Supporters of the measure, including Secretary of State Jay Ashcroft, spoke at the hearing.

“We need to make sure that when individuals commit crimes that they are prosecuted. We also need to make sure that there are criminals, [if] all they’re going to do is commit crimes when they’re free, we need to put them in jail,” said Ashcroft.

“There’s been a lot of incidents in the St. louis city area. Most recently, a lot of carjackings happening on our parking lots. We are very concerned for our customers and our employees,” said David Overfelt, director of the Missouri Tire Industry Association and lobbyist for the Missouri Grocers Association. “We need help. I don’t know what the solution is. 301 has a lot of starting points, a lot of things. But I’m telling you we do need help in this region right now.”

SLMPD says as of January 11, 2023, the number of pending arrest warrants (PAW) at the Circuit Attorney’s Office is 4,422. Lawmakers argue this is unacceptable in helping to reduce violence in the St. Louis area.

“Most prosecutors are local, but it might be something the city needs,” said Anders Walker, law professor at St. Louis University School of Law. “I think everyone in St. Louis is worried about crime and I think the state of Missouri is worried about crime. A lot of investors come to St. Louis, and if St. Louis gets a bad reputation, people leave. That’s something the governor might want to do something about.”

The bill also has an amendment that tackles holding juveniles accountable when it comes to certain violent crimes. If a person knowingly possesses a firearm and is under the age of 18 or not accompanied by an adult 21 years or older, that person could be charged with unlawful possession.

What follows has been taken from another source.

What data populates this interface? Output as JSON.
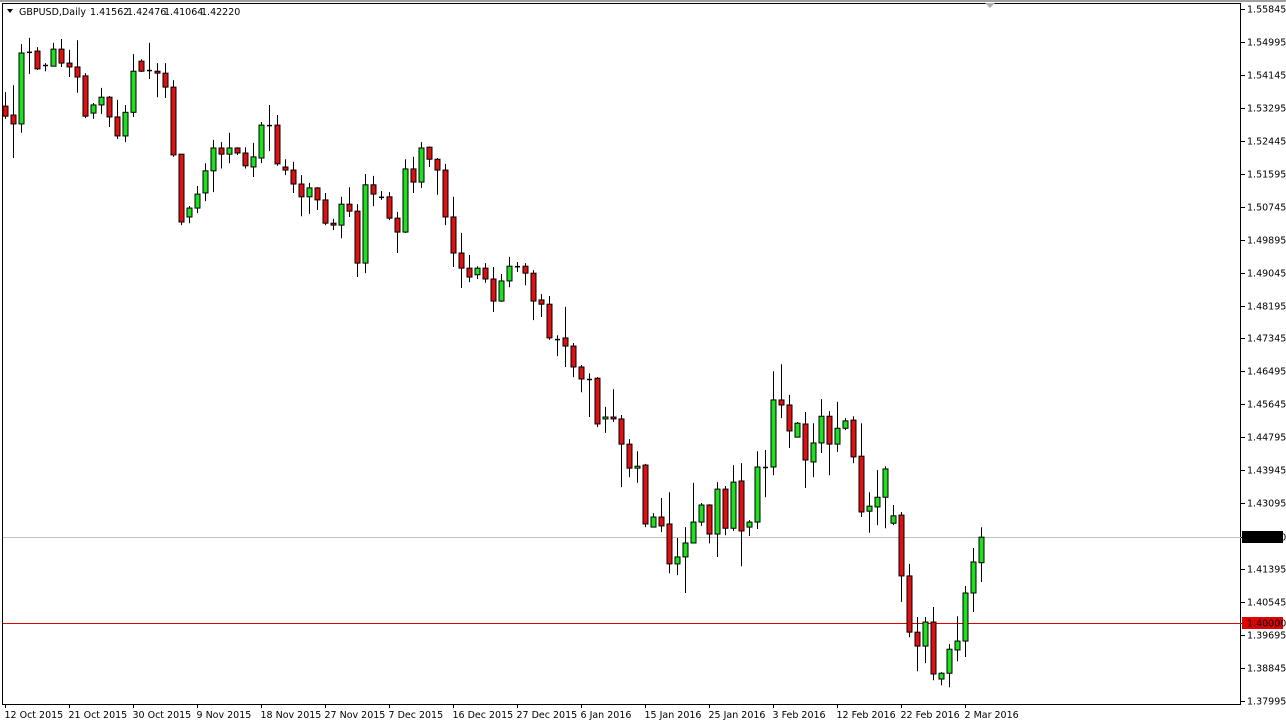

“This is great news because Missouri has been opposed to gun regulations, but now after a crime wave, we’re finally seeing some talk about stiffer penalties for in this case minors with firearms,” said Walker.